§ INSTRUCTIONS FOR THE TASK
Could you return all of the entries below exactly, minus the pictures?

Excerpts from an interface dataset
────────────────

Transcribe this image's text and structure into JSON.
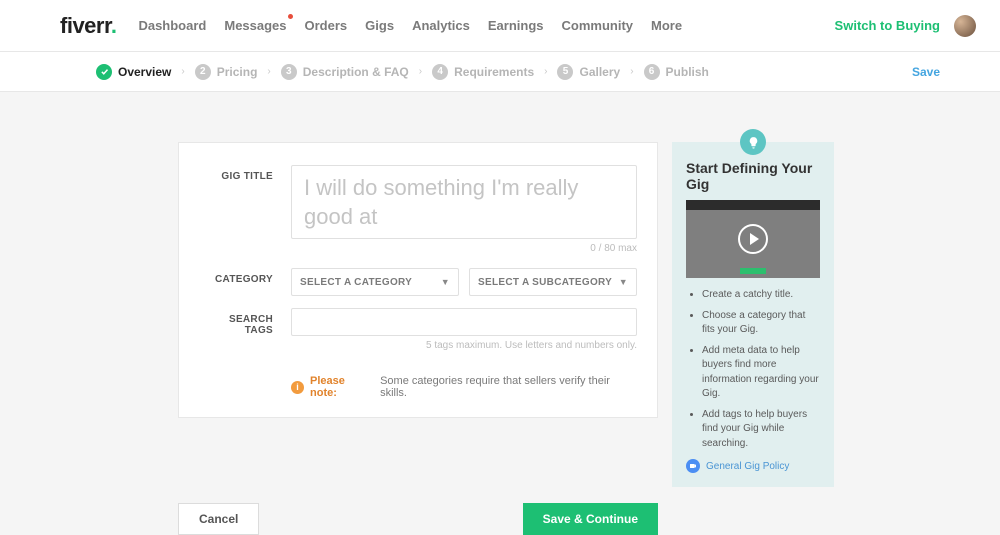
{
  "logo": "fiverr",
  "nav": {
    "dashboard": "Dashboard",
    "messages": "Messages",
    "orders": "Orders",
    "gigs": "Gigs",
    "analytics": "Analytics",
    "earnings": "Earnings",
    "community": "Community",
    "more": "More"
  },
  "switch": "Switch to Buying",
  "steps": {
    "s1": "Overview",
    "s2": "Pricing",
    "s3": "Description & FAQ",
    "s4": "Requirements",
    "s5": "Gallery",
    "s6": "Publish",
    "n2": "2",
    "n3": "3",
    "n4": "4",
    "n5": "5",
    "n6": "6"
  },
  "save": "Save",
  "form": {
    "title_label": "GIG TITLE",
    "title_placeholder": "I will do something I'm really good at",
    "title_counter": "0 / 80 max",
    "category_label": "CATEGORY",
    "select_category": "SELECT A CATEGORY",
    "select_subcategory": "SELECT A SUBCATEGORY",
    "tags_label": "SEARCH TAGS",
    "tags_hint": "5 tags maximum. Use letters and numbers only.",
    "note_label": "Please note:",
    "note_text": "Some categories require that sellers verify their skills."
  },
  "tips": {
    "title": "Start Defining Your Gig",
    "i0": "Create a catchy title.",
    "i1": "Choose a category that fits your Gig.",
    "i2": "Add meta data to help buyers find more information regarding your Gig.",
    "i3": "Add tags to help buyers find your Gig while searching.",
    "policy": "General Gig Policy"
  },
  "actions": {
    "cancel": "Cancel",
    "continue": "Save & Continue"
  }
}
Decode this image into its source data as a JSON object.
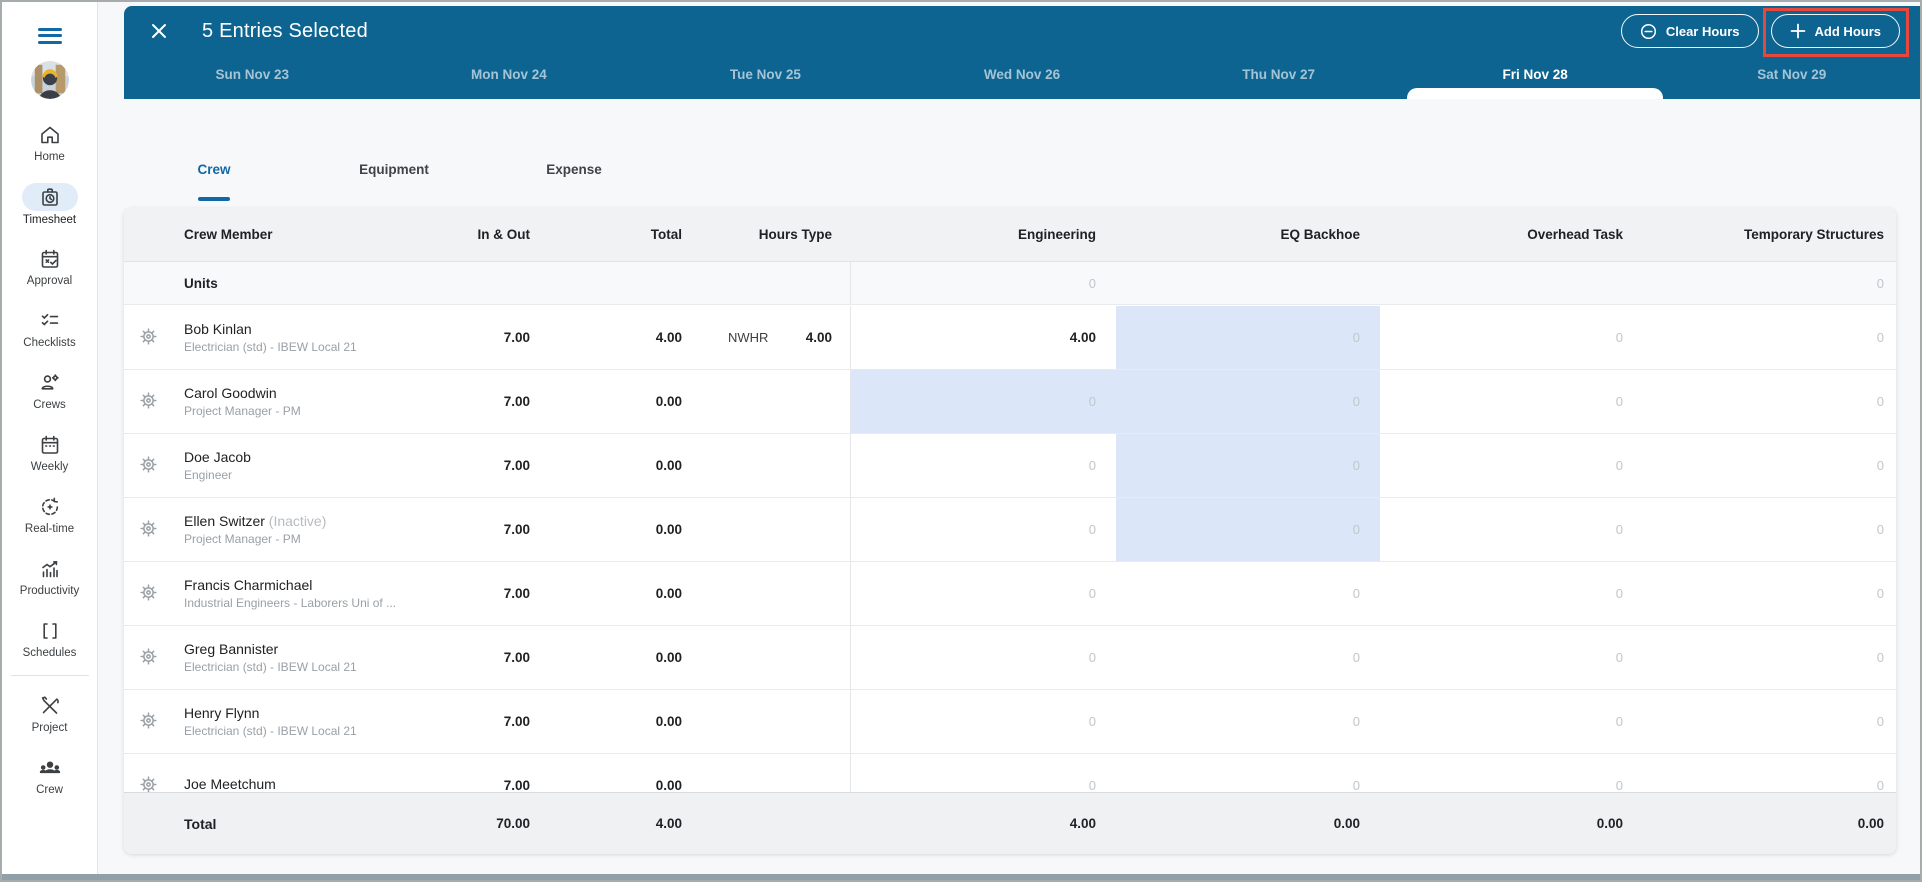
{
  "colors": {
    "header": "#0e6491",
    "accent": "#1268a5",
    "selection": "#dbe7f8",
    "annotation": "#e6483d"
  },
  "sidebar": {
    "items": [
      {
        "label": "Home",
        "icon": "home-icon",
        "active": false
      },
      {
        "label": "Timesheet",
        "icon": "timesheet-icon",
        "active": true
      },
      {
        "label": "Approval",
        "icon": "approval-icon",
        "active": false
      },
      {
        "label": "Checklists",
        "icon": "checklists-icon",
        "active": false
      },
      {
        "label": "Crews",
        "icon": "crews-icon",
        "active": false
      },
      {
        "label": "Weekly",
        "icon": "weekly-icon",
        "active": false
      },
      {
        "label": "Real-time",
        "icon": "realtime-icon",
        "active": false
      },
      {
        "label": "Productivity",
        "icon": "productivity-icon",
        "active": false
      },
      {
        "label": "Schedules",
        "icon": "schedules-icon",
        "active": false,
        "divider_after": true
      },
      {
        "label": "Project",
        "icon": "project-icon",
        "active": false
      },
      {
        "label": "Crew",
        "icon": "crew-icon",
        "active": false
      }
    ]
  },
  "header": {
    "title": "5 Entries Selected",
    "actions": [
      {
        "label": "Clear Hours",
        "icon": "minus-circle-icon",
        "highlighted": false
      },
      {
        "label": "Add Hours",
        "icon": "plus-icon",
        "highlighted": true
      }
    ],
    "days": [
      {
        "label": "Sun Nov 23",
        "active": false
      },
      {
        "label": "Mon Nov 24",
        "active": false
      },
      {
        "label": "Tue Nov 25",
        "active": false
      },
      {
        "label": "Wed Nov 26",
        "active": false
      },
      {
        "label": "Thu Nov 27",
        "active": false
      },
      {
        "label": "Fri Nov 28",
        "active": true
      },
      {
        "label": "Sat Nov 29",
        "active": false
      }
    ]
  },
  "sheet_tabs": [
    {
      "label": "Crew",
      "active": true
    },
    {
      "label": "Equipment",
      "active": false
    },
    {
      "label": "Expense",
      "active": false
    }
  ],
  "table": {
    "columns": [
      "Crew Member",
      "In & Out",
      "Total",
      "Hours Type",
      "Engineering",
      "EQ Backhoe",
      "Overhead Task",
      "Temporary Structures"
    ],
    "units_row": {
      "label": "Units",
      "engineering": "0",
      "temporary_structures": "0"
    },
    "rows": [
      {
        "name": "Bob Kinlan",
        "suffix": "",
        "role": "Electrician (std) - IBEW Local 21",
        "in_out": "7.00",
        "total": "4.00",
        "ht_label": "NWHR",
        "ht_value": "4.00",
        "eng": "4.00",
        "eq": "0",
        "oh": "0",
        "ts": "0",
        "selected": [
          "eq"
        ]
      },
      {
        "name": "Carol Goodwin",
        "suffix": "",
        "role": "Project Manager - PM",
        "in_out": "7.00",
        "total": "0.00",
        "ht_label": "",
        "ht_value": "",
        "eng": "0",
        "eq": "0",
        "oh": "0",
        "ts": "0",
        "selected": [
          "eng",
          "eq"
        ]
      },
      {
        "name": "Doe Jacob",
        "suffix": "",
        "role": "Engineer",
        "in_out": "7.00",
        "total": "0.00",
        "ht_label": "",
        "ht_value": "",
        "eng": "0",
        "eq": "0",
        "oh": "0",
        "ts": "0",
        "selected": [
          "eq"
        ]
      },
      {
        "name": "Ellen Switzer",
        "suffix": " (Inactive)",
        "role": "Project Manager - PM",
        "in_out": "7.00",
        "total": "0.00",
        "ht_label": "",
        "ht_value": "",
        "eng": "0",
        "eq": "0",
        "oh": "0",
        "ts": "0",
        "selected": [
          "eq"
        ]
      },
      {
        "name": "Francis Charmichael",
        "suffix": "",
        "role": "Industrial Engineers - Laborers Uni of ...",
        "in_out": "7.00",
        "total": "0.00",
        "ht_label": "",
        "ht_value": "",
        "eng": "0",
        "eq": "0",
        "oh": "0",
        "ts": "0",
        "selected": []
      },
      {
        "name": "Greg Bannister",
        "suffix": "",
        "role": "Electrician (std) - IBEW Local 21",
        "in_out": "7.00",
        "total": "0.00",
        "ht_label": "",
        "ht_value": "",
        "eng": "0",
        "eq": "0",
        "oh": "0",
        "ts": "0",
        "selected": []
      },
      {
        "name": "Henry Flynn",
        "suffix": "",
        "role": "Electrician (std) - IBEW Local 21",
        "in_out": "7.00",
        "total": "0.00",
        "ht_label": "",
        "ht_value": "",
        "eng": "0",
        "eq": "0",
        "oh": "0",
        "ts": "0",
        "selected": []
      },
      {
        "name": "Joe Meetchum",
        "suffix": "",
        "role": "",
        "in_out": "7.00",
        "total": "0.00",
        "ht_label": "",
        "ht_value": "",
        "eng": "0",
        "eq": "0",
        "oh": "0",
        "ts": "0",
        "selected": []
      }
    ],
    "total_row": {
      "label": "Total",
      "in_out": "70.00",
      "total": "4.00",
      "engineering": "4.00",
      "eq_backhoe": "0.00",
      "overhead_task": "0.00",
      "temporary_structures": "0.00"
    }
  }
}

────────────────

§ ANSWER TO THE EXERCISE
Transcribe this image's text and structure into JSON.
{
  "logo": "fiverr",
  "nav": {
    "dashboard": "Dashboard",
    "messages": "Messages",
    "orders": "Orders",
    "gigs": "Gigs",
    "analytics": "Analytics",
    "earnings": "Earnings",
    "community": "Community",
    "more": "More"
  },
  "switch": "Switch to Buying",
  "steps": {
    "s1": "Overview",
    "s2": "Pricing",
    "s3": "Description & FAQ",
    "s4": "Requirements",
    "s5": "Gallery",
    "s6": "Publish",
    "n2": "2",
    "n3": "3",
    "n4": "4",
    "n5": "5",
    "n6": "6"
  },
  "save": "Save",
  "form": {
    "title_label": "GIG TITLE",
    "title_placeholder": "I will do something I'm really good at",
    "title_counter": "0 / 80 max",
    "category_label": "CATEGORY",
    "select_category": "SELECT A CATEGORY",
    "select_subcategory": "SELECT A SUBCATEGORY",
    "tags_label": "SEARCH TAGS",
    "tags_hint": "5 tags maximum. Use letters and numbers only.",
    "note_label": "Please note:",
    "note_text": "Some categories require that sellers verify their skills."
  },
  "tips": {
    "title": "Start Defining Your Gig",
    "i0": "Create a catchy title.",
    "i1": "Choose a category that fits your Gig.",
    "i2": "Add meta data to help buyers find more information regarding your Gig.",
    "i3": "Add tags to help buyers find your Gig while searching.",
    "policy": "General Gig Policy"
  },
  "actions": {
    "cancel": "Cancel",
    "continue": "Save & Continue"
  }
}
Decode this image into its source data as a JSON object.
{
  "colors": {
    "header": "#0e6491",
    "accent": "#1268a5",
    "selection": "#dbe7f8",
    "annotation": "#e6483d"
  },
  "sidebar": {
    "items": [
      {
        "label": "Home",
        "icon": "home-icon",
        "active": false
      },
      {
        "label": "Timesheet",
        "icon": "timesheet-icon",
        "active": true
      },
      {
        "label": "Approval",
        "icon": "approval-icon",
        "active": false
      },
      {
        "label": "Checklists",
        "icon": "checklists-icon",
        "active": false
      },
      {
        "label": "Crews",
        "icon": "crews-icon",
        "active": false
      },
      {
        "label": "Weekly",
        "icon": "weekly-icon",
        "active": false
      },
      {
        "label": "Real-time",
        "icon": "realtime-icon",
        "active": false
      },
      {
        "label": "Productivity",
        "icon": "productivity-icon",
        "active": false
      },
      {
        "label": "Schedules",
        "icon": "schedules-icon",
        "active": false,
        "divider_after": true
      },
      {
        "label": "Project",
        "icon": "project-icon",
        "active": false
      },
      {
        "label": "Crew",
        "icon": "crew-icon",
        "active": false
      }
    ]
  },
  "header": {
    "title": "5 Entries Selected",
    "actions": [
      {
        "label": "Clear Hours",
        "icon": "minus-circle-icon",
        "highlighted": false
      },
      {
        "label": "Add Hours",
        "icon": "plus-icon",
        "highlighted": true
      }
    ],
    "days": [
      {
        "label": "Sun Nov 23",
        "active": false
      },
      {
        "label": "Mon Nov 24",
        "active": false
      },
      {
        "label": "Tue Nov 25",
        "active": false
      },
      {
        "label": "Wed Nov 26",
        "active": false
      },
      {
        "label": "Thu Nov 27",
        "active": false
      },
      {
        "label": "Fri Nov 28",
        "active": true
      },
      {
        "label": "Sat Nov 29",
        "active": false
      }
    ]
  },
  "sheet_tabs": [
    {
      "label": "Crew",
      "active": true
    },
    {
      "label": "Equipment",
      "active": false
    },
    {
      "label": "Expense",
      "active": false
    }
  ],
  "table": {
    "columns": [
      "Crew Member",
      "In & Out",
      "Total",
      "Hours Type",
      "Engineering",
      "EQ Backhoe",
      "Overhead Task",
      "Temporary Structures"
    ],
    "units_row": {
      "label": "Units",
      "engineering": "0",
      "temporary_structures": "0"
    },
    "rows": [
      {
        "name": "Bob Kinlan",
        "suffix": "",
        "role": "Electrician (std) - IBEW Local 21",
        "in_out": "7.00",
        "total": "4.00",
        "ht_label": "NWHR",
        "ht_value": "4.00",
        "eng": "4.00",
        "eq": "0",
        "oh": "0",
        "ts": "0",
        "selected": [
          "eq"
        ]
      },
      {
        "name": "Carol Goodwin",
        "suffix": "",
        "role": "Project Manager - PM",
        "in_out": "7.00",
        "total": "0.00",
        "ht_label": "",
        "ht_value": "",
        "eng": "0",
        "eq": "0",
        "oh": "0",
        "ts": "0",
        "selected": [
          "eng",
          "eq"
        ]
      },
      {
        "name": "Doe Jacob",
        "suffix": "",
        "role": "Engineer",
        "in_out": "7.00",
        "total": "0.00",
        "ht_label": "",
        "ht_value": "",
        "eng": "0",
        "eq": "0",
        "oh": "0",
        "ts": "0",
        "selected": [
          "eq"
        ]
      },
      {
        "name": "Ellen Switzer",
        "suffix": " (Inactive)",
        "role": "Project Manager - PM",
        "in_out": "7.00",
        "total": "0.00",
        "ht_label": "",
        "ht_value": "",
        "eng": "0",
        "eq": "0",
        "oh": "0",
        "ts": "0",
        "selected": [
          "eq"
        ]
      },
      {
        "name": "Francis Charmichael",
        "suffix": "",
        "role": "Industrial Engineers - Laborers Uni of ...",
        "in_out": "7.00",
        "total": "0.00",
        "ht_label": "",
        "ht_value": "",
        "eng": "0",
        "eq": "0",
        "oh": "0",
        "ts": "0",
        "selected": []
      },
      {
        "name": "Greg Bannister",
        "suffix": "",
        "role": "Electrician (std) - IBEW Local 21",
        "in_out": "7.00",
        "total": "0.00",
        "ht_label": "",
        "ht_value": "",
        "eng": "0",
        "eq": "0",
        "oh": "0",
        "ts": "0",
        "selected": []
      },
      {
        "name": "Henry Flynn",
        "suffix": "",
        "role": "Electrician (std) - IBEW Local 21",
        "in_out": "7.00",
        "total": "0.00",
        "ht_label": "",
        "ht_value": "",
        "eng": "0",
        "eq": "0",
        "oh": "0",
        "ts": "0",
        "selected": []
      },
      {
        "name": "Joe Meetchum",
        "suffix": "",
        "role": "",
        "in_out": "7.00",
        "total": "0.00",
        "ht_label": "",
        "ht_value": "",
        "eng": "0",
        "eq": "0",
        "oh": "0",
        "ts": "0",
        "selected": []
      }
    ],
    "total_row": {
      "label": "Total",
      "in_out": "70.00",
      "total": "4.00",
      "engineering": "4.00",
      "eq_backhoe": "0.00",
      "overhead_task": "0.00",
      "temporary_structures": "0.00"
    }
  }
}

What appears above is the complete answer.